What Does A Social Worker Do At MCH?

Social worker Gloria Fernandez is part of the Emergency Response Team at Mountains Community Hospital. (Photo by Wikimedia Commons)

Lake Arrowhead, CA – Patient evaluation is just one of the responsibilities of a hospital social worker.

Gloria Fernandez

When someone comes into the Emergency Department at Mountains Community Hospital and they present as a possible danger to themselves or others the doctor or staff will call the Hospital Social Worker to assist in evaluating the patient.

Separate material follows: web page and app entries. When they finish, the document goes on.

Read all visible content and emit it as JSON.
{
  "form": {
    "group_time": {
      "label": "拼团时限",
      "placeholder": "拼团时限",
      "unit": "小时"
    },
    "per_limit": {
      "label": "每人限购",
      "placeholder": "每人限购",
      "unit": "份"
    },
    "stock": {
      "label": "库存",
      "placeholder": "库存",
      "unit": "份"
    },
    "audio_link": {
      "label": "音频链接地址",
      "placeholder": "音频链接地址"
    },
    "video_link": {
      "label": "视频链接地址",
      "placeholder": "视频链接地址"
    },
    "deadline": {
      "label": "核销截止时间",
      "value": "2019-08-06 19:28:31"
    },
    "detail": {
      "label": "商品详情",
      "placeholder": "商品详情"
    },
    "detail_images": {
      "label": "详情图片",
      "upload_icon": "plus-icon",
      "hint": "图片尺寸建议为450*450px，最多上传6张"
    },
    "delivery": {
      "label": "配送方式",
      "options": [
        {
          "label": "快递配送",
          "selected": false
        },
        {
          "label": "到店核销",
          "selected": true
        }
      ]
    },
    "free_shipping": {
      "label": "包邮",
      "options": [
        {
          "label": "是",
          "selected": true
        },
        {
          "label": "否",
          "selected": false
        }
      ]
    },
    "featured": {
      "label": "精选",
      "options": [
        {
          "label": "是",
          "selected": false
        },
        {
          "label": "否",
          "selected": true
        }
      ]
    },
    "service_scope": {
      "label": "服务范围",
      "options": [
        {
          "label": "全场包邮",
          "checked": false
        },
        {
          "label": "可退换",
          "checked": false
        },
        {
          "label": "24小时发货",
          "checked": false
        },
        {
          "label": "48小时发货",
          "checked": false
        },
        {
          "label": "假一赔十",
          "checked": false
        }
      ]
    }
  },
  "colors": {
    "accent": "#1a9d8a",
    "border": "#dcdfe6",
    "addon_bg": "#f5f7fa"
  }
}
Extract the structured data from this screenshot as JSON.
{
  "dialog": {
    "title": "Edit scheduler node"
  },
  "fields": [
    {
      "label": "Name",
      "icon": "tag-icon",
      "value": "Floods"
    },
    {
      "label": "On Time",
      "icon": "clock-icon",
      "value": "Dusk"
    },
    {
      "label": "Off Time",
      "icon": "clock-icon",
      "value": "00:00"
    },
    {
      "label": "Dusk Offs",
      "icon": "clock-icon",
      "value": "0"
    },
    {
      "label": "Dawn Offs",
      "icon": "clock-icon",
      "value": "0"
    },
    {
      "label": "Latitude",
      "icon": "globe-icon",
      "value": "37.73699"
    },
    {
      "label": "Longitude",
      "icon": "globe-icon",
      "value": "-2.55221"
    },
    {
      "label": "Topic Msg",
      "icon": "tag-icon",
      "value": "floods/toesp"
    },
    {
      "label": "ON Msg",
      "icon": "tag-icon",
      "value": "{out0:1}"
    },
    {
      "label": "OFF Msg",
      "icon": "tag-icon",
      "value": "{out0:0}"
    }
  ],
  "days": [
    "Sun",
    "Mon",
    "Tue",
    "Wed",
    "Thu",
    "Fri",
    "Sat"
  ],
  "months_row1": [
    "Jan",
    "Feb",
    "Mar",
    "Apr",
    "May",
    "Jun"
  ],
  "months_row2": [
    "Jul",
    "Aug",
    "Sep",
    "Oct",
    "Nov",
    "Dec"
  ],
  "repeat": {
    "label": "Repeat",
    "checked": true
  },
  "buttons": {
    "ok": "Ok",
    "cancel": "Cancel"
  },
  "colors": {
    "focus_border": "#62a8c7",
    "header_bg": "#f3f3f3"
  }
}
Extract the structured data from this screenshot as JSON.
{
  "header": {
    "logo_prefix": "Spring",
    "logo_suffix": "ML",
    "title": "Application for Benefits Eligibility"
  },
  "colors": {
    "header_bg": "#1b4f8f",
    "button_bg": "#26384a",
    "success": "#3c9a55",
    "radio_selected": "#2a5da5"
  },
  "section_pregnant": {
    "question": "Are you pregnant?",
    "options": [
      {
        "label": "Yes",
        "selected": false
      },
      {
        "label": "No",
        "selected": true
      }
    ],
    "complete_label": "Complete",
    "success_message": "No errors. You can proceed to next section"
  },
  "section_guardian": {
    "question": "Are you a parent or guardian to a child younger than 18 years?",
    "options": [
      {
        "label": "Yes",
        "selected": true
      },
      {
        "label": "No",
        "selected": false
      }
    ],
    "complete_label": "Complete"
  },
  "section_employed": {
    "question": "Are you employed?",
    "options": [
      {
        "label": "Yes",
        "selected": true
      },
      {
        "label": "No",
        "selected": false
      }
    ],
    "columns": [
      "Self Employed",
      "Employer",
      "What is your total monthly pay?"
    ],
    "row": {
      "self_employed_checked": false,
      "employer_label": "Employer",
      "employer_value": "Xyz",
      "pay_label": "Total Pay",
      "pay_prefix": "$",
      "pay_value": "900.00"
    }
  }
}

Who does a family talk to when there is a death and they need some extra support? Who is called if an assault victim shows up at the ED in panic mode after learning her attacker has not been arrested?

Gloria Fernandez is the person who is called for these situations. She is the MCH Social Worker and her primary function is to serve the Hospital. She identifies psychosocial problems accompanying illnesses and counsels in crises situations for patients and their families. She provides supportive counseling for patients and families and provides crises intervention to all hospital departments.

Gloria is the Manager of the Social Service Department at MCH. Gloria graduated with her Masters in Social Work in 2005 at the age of 55 from Cal State San Bernardino. She started at MCH in September 2005. She received her Licensed Clinical Social Worker designation in 2009. An LCSW requires 3,200 social work hours under supervision.

GLORIA’S CALLING

Many years ago Gloria’s young brother was attending USC and was involved in a horrendous automobile accident. He has never fully recovered from that accident but his experience and care propelled Gloria into her professional field.  She said, “My calling is working with End of Life Care and Complicated Grief. Complicated Grief might be a mother whose baby died from SIDS (Sudden Infant Death Syndrome) but who blames herself for her child’s death.” Gloria is also a mandated reporter in cases of suspected abuse.

Gloria works closely with resources on our mountain. If there is a domestic violence problem she can involve DOVES in the situation. DOVES can transport the victim to a secure location. If there is a case of anger management, Gloria can refer the patient to Rim Family Services. If a patient doesn’t want to be seen on the mountain, she can refer them to resources down the hill. Gloria also works closely with Hearts & Lives, WIC, Operation Provider, Church of the Woods and Crestline Seniors. These groups might share their food and gas cards for patients leaving the Hospital.

Gloria does a psychosocial evaluation on every patient presented to be admitted to the 20-bed Long Term Care Unit at MCH. The process is to determine if this proposed admission is a good fit for the patient, the family and the Hospital.

She also does a psychosocial evaluation on some patients in Med/Surg. A patient could be homeless, helpless or on drugs. Gloria evaluates the patient and determines what resources could help them.

She is also a part of the Emergency Response Team. When there is a code in the Hospital; Gloria is part of the immediate response team. She is trained to respond in a crises situation.

ADVANCE DIRECTIVES

She teaches the benefits of having an Advance Directive to patients and their families and staff. She also assists physicians and staff in explaining the necessity of having POLST (Physician Orders for Life Sustaining Treatment) in place. She provides the forms and explains the decisions patients need to make for care and treatment. It can be devastating for families to make decisions about care when the patient is unable to express their wishes. It is extremely important to develop an Advance Directive early in the process.

According to Gloria, “There is also a spiritual component for many patients and families in the End of Life care. I have been involved in some recent training to enhance my knowledge. I am a very spiritual person myself so I understand the importance of this aspect of palliative care.”

She adds, “I feel privileged to be working in my field and honored to be working at Mountains Community Hospital.” (985)

Comments are closed.